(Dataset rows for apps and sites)

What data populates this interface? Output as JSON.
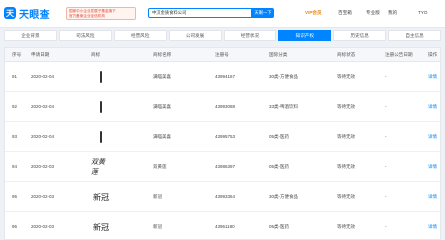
{
  "header": {
    "logo_mark": "天",
    "logo_text": "天眼查",
    "promo_line1": "国家中小企业发展子基金旗下",
    "promo_line2": "官方备案企业征信机构",
    "search_value": "中汉金质食料公司",
    "search_button": "天眼一下",
    "vip": "VIP会员",
    "enterprise": "百宝箱",
    "app": "专业版",
    "login": "我的",
    "user": "TYO"
  },
  "tabs": [
    {
      "label": "企业背景",
      "active": false
    },
    {
      "label": "司法风险",
      "active": false
    },
    {
      "label": "经营风险",
      "active": false
    },
    {
      "label": "公司发展",
      "active": false
    },
    {
      "label": "经营状况",
      "active": false
    },
    {
      "label": "知识产权",
      "active": true
    },
    {
      "label": "历史信息",
      "active": false
    },
    {
      "label": "自主信息",
      "active": false
    }
  ],
  "table": {
    "headers": [
      "序号",
      "申请日期",
      "商标",
      "商标名称",
      "注册号",
      "国际分类",
      "商标状态",
      "注册公告日期",
      "操作"
    ],
    "rows": [
      {
        "index": "91",
        "date": "2020-02-04",
        "mark_style": "bar",
        "mark_text": "",
        "name": "满喵美喜",
        "reg_no": "43994167",
        "category": "30类-方便食品",
        "status": "等待无效",
        "pub_date": "-",
        "action": "详情"
      },
      {
        "index": "92",
        "date": "2020-02-04",
        "mark_style": "bar",
        "mark_text": "",
        "name": "满喵美喜",
        "reg_no": "43993088",
        "category": "33类-啤酒饮料",
        "status": "等待无效",
        "pub_date": "-",
        "action": "详情"
      },
      {
        "index": "93",
        "date": "2020-02-04",
        "mark_style": "bar",
        "mark_text": "",
        "name": "满喵美喜",
        "reg_no": "43995753",
        "category": "05类-医药",
        "status": "等待无效",
        "pub_date": "-",
        "action": "详情"
      },
      {
        "index": "94",
        "date": "2020-02-03",
        "mark_style": "cal",
        "mark_text": "双黄莲",
        "name": "双黄莲",
        "reg_no": "43986397",
        "category": "05类-医药",
        "status": "等待无效",
        "pub_date": "-",
        "action": "详情"
      },
      {
        "index": "95",
        "date": "2020-02-03",
        "mark_style": "serif",
        "mark_text": "新冠",
        "name": "新冠",
        "reg_no": "43993364",
        "category": "30类-方便食品",
        "status": "等待无效",
        "pub_date": "-",
        "action": "详情"
      },
      {
        "index": "96",
        "date": "2020-02-03",
        "mark_style": "serif",
        "mark_text": "新冠",
        "name": "新冠",
        "reg_no": "43961180",
        "category": "05类-医药",
        "status": "等待无效",
        "pub_date": "-",
        "action": "详情"
      }
    ]
  }
}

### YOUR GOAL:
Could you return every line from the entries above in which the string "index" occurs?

### SOLUTION FOR THIS TASK:
        "index": "91",
        "index": "92",
        "index": "93",
        "index": "94",
        "index": "95",
        "index": "96",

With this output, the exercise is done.